» DATA FOR REVIEW:
****************

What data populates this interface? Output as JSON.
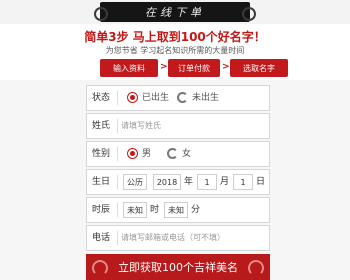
{
  "header": {
    "title": "在线下单"
  },
  "promo": {
    "headline": "简单3步 马上取到100个好名字！",
    "subline": "为您节省 学习起名知识所需的大量时间"
  },
  "steps": [
    {
      "label": "输入资料"
    },
    {
      "label": "订单付款"
    },
    {
      "label": "选取名字"
    }
  ],
  "step_arrow": ">",
  "form": {
    "status": {
      "label": "状态",
      "options": [
        "已出生",
        "未出生"
      ],
      "selected": "已出生"
    },
    "surname": {
      "label": "姓氏",
      "placeholder": "请填写姓氏"
    },
    "gender": {
      "label": "性别",
      "options": [
        "男",
        "女"
      ],
      "selected": "男"
    },
    "birthday": {
      "label": "生日",
      "calendar": "公历",
      "year": "2018",
      "year_unit": "年",
      "month": "1",
      "month_unit": "月",
      "day": "1",
      "day_unit": "日"
    },
    "time": {
      "label": "时辰",
      "hour": "未知",
      "hour_unit": "时",
      "minute": "未知",
      "minute_unit": "分"
    },
    "phone": {
      "label": "电话",
      "placeholder": "请填写邮箱或电话（可不填）"
    }
  },
  "submit": {
    "label": "立即获取100个吉祥美名"
  },
  "colors": {
    "accent": "#c2191c",
    "banner": "#151515"
  }
}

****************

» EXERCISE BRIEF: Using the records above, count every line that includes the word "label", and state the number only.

» RESULT BELOW: 10